A British court has tossed out Tesla's second bid for libel on Top Gear.
Tesla, it seems, can’t catch a break in the media in 2013. First, The New York Times published a less-than-stellar review of the Model S, criticizing the car’s range in cold weather.
Tesla Motors’ CEO, Elon Musk, was quick to respond with data that contradicted The New York Times’ article, but the newspaper didn’t back down.
Now a British appeals court has dismissed Tesla’s second attempt at a libel suit against the BBC, the network behind Top Gear. The dismissal should put an end to the courtroom sparring of Tesla and Top Gear.
In 2008, Top Gear ran a piece that was highly critical of the Tesla Roadster’s range, depicting it as just 55 miles (88 kilometres) under spirited driving, not the 200 miles (322 kilometres) claimed by Tesla. Tesla’s original lawsuit against the BBC and Top Gear, filed in March of 2011, alleged libel and malicious falsehood.
Citing five primary points, Tesla claimed that the popular automotive show falsely depicted a Tesla Roadster with depleted batteries, underestimated the car’s range, dramatized overheating that did not occur, cited brake failure that did not occur and claimed that problems affected two cars supplied by Tesla for the segment.
As a direct result of the Top Gear segment, Tesla alleges it lost out on $171,000 in Roadster sales. A British high court disagreed, ruling in late 2011 that, “no reasonable person could understand that the performance on the track is capable of a direct comparison with a public road.”

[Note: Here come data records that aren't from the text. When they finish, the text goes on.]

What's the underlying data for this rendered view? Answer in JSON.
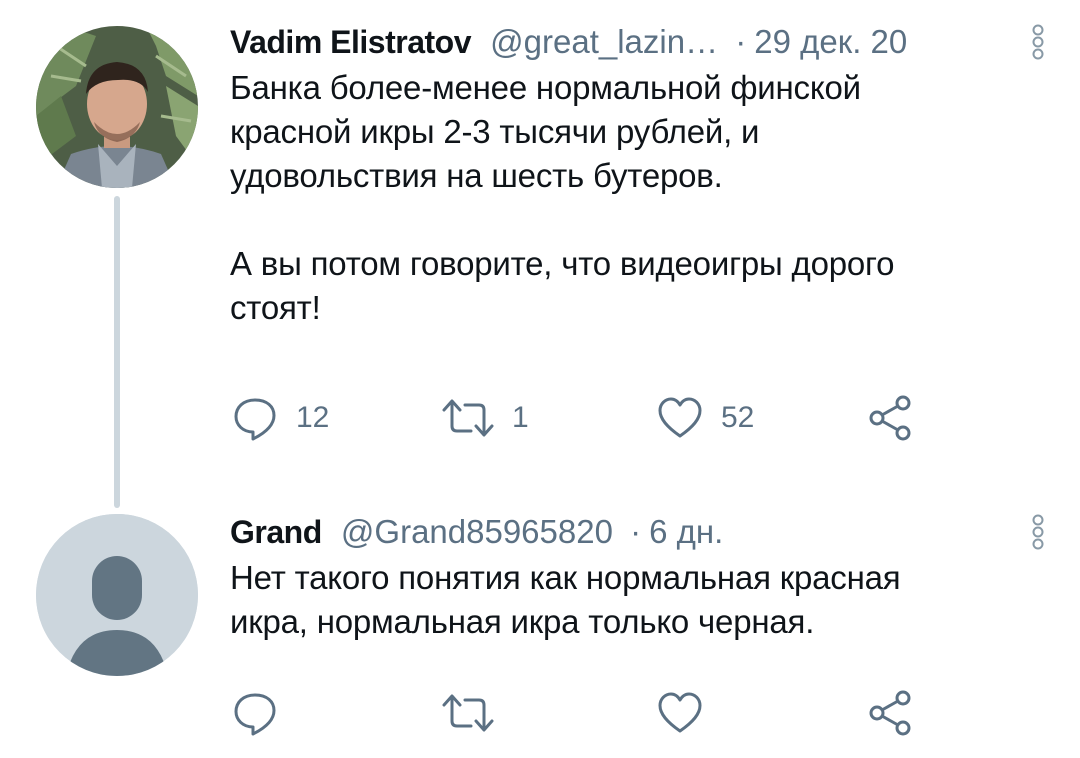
{
  "tweets": [
    {
      "author_name": "Vadim Elistratov",
      "handle": "@great_lazin…",
      "separator": "·",
      "timestamp": "29 дек. 20",
      "text": "Банка более-менее нормальной финской\nкрасной икры 2-3 тысячи рублей, и\nудовольствия на шесть бутеров.\n\nА вы потом говорите, что видеоигры дорого\nстоят!",
      "avatar_icon": "user-photo-avatar",
      "actions": {
        "reply_count": "12",
        "retweet_count": "1",
        "like_count": "52"
      }
    },
    {
      "author_name": "Grand",
      "handle": "@Grand85965820",
      "separator": "·",
      "timestamp": "6 дн.",
      "text": "Нет такого понятия как нормальная красная\nикра, нормальная икра только черная.",
      "avatar_icon": "default-user-avatar",
      "actions": {
        "reply_count": "",
        "retweet_count": "",
        "like_count": ""
      }
    }
  ],
  "colors": {
    "text_primary": "#0f1419",
    "text_secondary": "#5b7083",
    "thread_line": "#ccd6dd",
    "default_avatar_bg": "#ccd6dd",
    "default_avatar_fg": "#627583"
  },
  "icons": [
    "reply-icon",
    "retweet-icon",
    "like-icon",
    "share-icon",
    "more-options-icon"
  ]
}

In other words, British viewers are intelligent enough to understand that Tesla’s claimed 200 mile range isn’t based on flat-out driving, as one would experience on a test track. Tesla appealed the first court’s decision, but this week a British appeals court upheld the original ruling.

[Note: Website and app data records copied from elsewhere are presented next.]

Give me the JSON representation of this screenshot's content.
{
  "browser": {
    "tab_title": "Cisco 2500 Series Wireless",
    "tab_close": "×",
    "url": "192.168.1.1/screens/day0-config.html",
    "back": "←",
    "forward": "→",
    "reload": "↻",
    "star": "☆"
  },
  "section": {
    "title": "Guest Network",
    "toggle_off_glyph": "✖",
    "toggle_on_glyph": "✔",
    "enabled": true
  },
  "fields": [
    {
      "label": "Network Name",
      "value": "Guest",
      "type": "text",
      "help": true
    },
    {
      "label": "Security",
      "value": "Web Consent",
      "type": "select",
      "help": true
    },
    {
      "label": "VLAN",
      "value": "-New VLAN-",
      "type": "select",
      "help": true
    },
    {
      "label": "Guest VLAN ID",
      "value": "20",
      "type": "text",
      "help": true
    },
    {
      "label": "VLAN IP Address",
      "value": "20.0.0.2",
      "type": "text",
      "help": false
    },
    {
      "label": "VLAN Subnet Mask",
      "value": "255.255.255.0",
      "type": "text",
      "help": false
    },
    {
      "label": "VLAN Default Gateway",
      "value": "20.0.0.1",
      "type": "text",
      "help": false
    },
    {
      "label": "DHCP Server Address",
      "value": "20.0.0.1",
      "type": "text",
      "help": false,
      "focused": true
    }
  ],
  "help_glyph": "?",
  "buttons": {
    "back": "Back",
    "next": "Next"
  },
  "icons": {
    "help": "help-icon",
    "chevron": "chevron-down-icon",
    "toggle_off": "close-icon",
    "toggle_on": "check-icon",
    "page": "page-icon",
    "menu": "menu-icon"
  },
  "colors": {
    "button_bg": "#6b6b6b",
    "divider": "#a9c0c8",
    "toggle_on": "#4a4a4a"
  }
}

Using similar language to the original verdict, appeals court judge Martin Moore-Bick declared that the Top Gear segment would not have influenced a “reasonable viewer” into believing the Tesla Roadster would deliver less than the claimed 200 miles under normal driving conditions.
Whether based on the Top Gear segment or not, Tesla claims that sales of its Roadster in the U.K. have been lower than expected, especially compared to sales in the U.S. and in Europe. Can Tesla put this behind them and succeed in the U.K with the Model S sedan? We’re sure that Elon Musk is asking that very same question.